I go in and out of phases with cooking. When I first became a mom I was constantly trying out new recipes and enjoying having the time to cook. When Sweet B came along I signed up for e-meals because it was a challenge for me to figure out our food budget and get dinner on the table. Once Blue Eyes was born and we got into a rhythm I got all granola and started baking my own bread regularly, making our own yogurt and hitting up the farmers market in the summer. Most recently, after New Kid was born, it was Eggos and frozen pizzas, pure survival mode.
About two months ago I found this gem I've been wanting to read, Animal, Vegetable, Miracle by Barbara Kingsolver, at the thrift store. (A fabulous source of books P.S.) I strongly believe eating homemade is the best way to eat more healthily and cheaply. Hence the chickens, the bread baking, etc. But I've honestly always been skeptical about organic food. We don't regularly buy anything organic. If something happens to be organic and it's a good price, woo hoo. But I don't go out of my way to make it happen.
But Mrs. Kingsolver makes a strong case for organic. And most convincingly for me, for local and seasonal. She brilliantly makes the case that our ability to refrigerate fresh foods and truck them all over the country quickly has spoiled us. We eat strawberries in December, not realizing that they pale in comparison to a just-picked June berry. We eat green salads full of romaine lettuce year-round and broccoli in June and wonder why our kids don't like veggies. If we limited our produce eating to seasonal items, we would be eating things at the peak of their flavor and possibly we would actually ENJOY eating our fruits and veggies!

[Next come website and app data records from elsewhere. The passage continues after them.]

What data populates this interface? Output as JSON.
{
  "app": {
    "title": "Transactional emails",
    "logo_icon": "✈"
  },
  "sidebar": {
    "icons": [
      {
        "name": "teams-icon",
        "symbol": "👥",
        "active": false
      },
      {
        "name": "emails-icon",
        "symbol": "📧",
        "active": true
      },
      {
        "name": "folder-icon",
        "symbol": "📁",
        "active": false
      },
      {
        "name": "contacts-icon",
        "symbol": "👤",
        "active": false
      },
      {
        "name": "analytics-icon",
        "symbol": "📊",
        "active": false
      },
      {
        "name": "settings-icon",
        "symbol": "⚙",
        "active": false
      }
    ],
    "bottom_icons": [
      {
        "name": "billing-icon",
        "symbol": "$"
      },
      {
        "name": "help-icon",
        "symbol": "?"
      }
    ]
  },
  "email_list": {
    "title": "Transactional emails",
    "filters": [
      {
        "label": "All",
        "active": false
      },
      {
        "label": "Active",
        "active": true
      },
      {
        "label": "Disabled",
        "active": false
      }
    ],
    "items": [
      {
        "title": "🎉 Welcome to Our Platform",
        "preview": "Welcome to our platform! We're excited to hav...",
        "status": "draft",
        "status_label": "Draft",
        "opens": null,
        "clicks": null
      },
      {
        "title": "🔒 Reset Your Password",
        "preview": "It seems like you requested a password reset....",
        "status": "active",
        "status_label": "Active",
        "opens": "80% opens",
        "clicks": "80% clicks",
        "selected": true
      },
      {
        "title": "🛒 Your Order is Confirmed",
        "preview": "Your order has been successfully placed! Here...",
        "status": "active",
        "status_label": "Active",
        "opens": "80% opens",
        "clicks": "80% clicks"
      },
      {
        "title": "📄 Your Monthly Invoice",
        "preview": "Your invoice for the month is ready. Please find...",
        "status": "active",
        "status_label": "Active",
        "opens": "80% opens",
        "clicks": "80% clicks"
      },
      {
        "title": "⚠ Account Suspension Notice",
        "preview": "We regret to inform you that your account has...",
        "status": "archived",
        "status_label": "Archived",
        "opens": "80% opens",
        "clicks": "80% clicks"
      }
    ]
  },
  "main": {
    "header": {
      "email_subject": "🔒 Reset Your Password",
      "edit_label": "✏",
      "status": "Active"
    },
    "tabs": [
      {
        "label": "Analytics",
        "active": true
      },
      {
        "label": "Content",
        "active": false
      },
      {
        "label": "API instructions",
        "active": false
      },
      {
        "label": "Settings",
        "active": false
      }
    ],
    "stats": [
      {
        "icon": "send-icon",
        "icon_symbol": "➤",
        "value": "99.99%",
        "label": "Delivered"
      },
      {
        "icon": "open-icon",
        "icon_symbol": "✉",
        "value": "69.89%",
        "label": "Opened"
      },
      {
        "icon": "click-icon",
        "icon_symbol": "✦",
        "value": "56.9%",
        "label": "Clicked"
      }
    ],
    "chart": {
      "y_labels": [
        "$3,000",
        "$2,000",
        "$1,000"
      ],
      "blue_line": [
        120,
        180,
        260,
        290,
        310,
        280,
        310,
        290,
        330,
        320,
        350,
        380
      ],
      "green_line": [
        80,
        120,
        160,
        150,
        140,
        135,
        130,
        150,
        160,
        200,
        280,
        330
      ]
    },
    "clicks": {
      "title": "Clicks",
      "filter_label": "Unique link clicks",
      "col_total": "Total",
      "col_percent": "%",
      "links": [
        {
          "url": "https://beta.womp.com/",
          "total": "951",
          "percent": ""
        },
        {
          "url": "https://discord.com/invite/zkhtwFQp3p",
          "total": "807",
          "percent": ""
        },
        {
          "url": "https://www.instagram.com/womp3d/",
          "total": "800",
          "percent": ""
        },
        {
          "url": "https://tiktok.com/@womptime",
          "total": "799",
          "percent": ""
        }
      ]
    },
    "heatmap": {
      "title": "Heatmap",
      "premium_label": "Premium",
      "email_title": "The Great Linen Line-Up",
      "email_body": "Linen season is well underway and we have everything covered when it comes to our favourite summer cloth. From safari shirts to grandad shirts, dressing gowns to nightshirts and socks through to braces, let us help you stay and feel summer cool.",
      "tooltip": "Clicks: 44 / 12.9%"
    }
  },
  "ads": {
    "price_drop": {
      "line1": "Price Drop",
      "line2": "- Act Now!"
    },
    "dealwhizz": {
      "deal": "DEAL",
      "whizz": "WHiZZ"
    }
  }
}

The past few months I've been trying apples as many different dishes as I can think of. Nowadays dinner has had a lot more squash and kale in it than usual. On Tuesday I found this recipe in a search for something I could make using up a leftover baked sweet potato and kale - it was DELISH. Oh and we added bacon on top. (As people say: because, bacon.) We don't have berries in the fridge now that it's winter, instead we have oranges on the counter.
This book even has me convinced that cheese-making is something I need to start doing. Because I love cheese. I'm a bonafide turophile. Did you know you can make a fresh mozzarella in 30 minutes? Supposedly this is true. Family pizza night might be looking up.
Now I'm debating re-joining the local co-op I was briefly a member of back when money and time were more plentiful. And also looking into buying milk from a north GA farm. Ha! Anyone want to join me for an afternoon of figuring out curds and whey?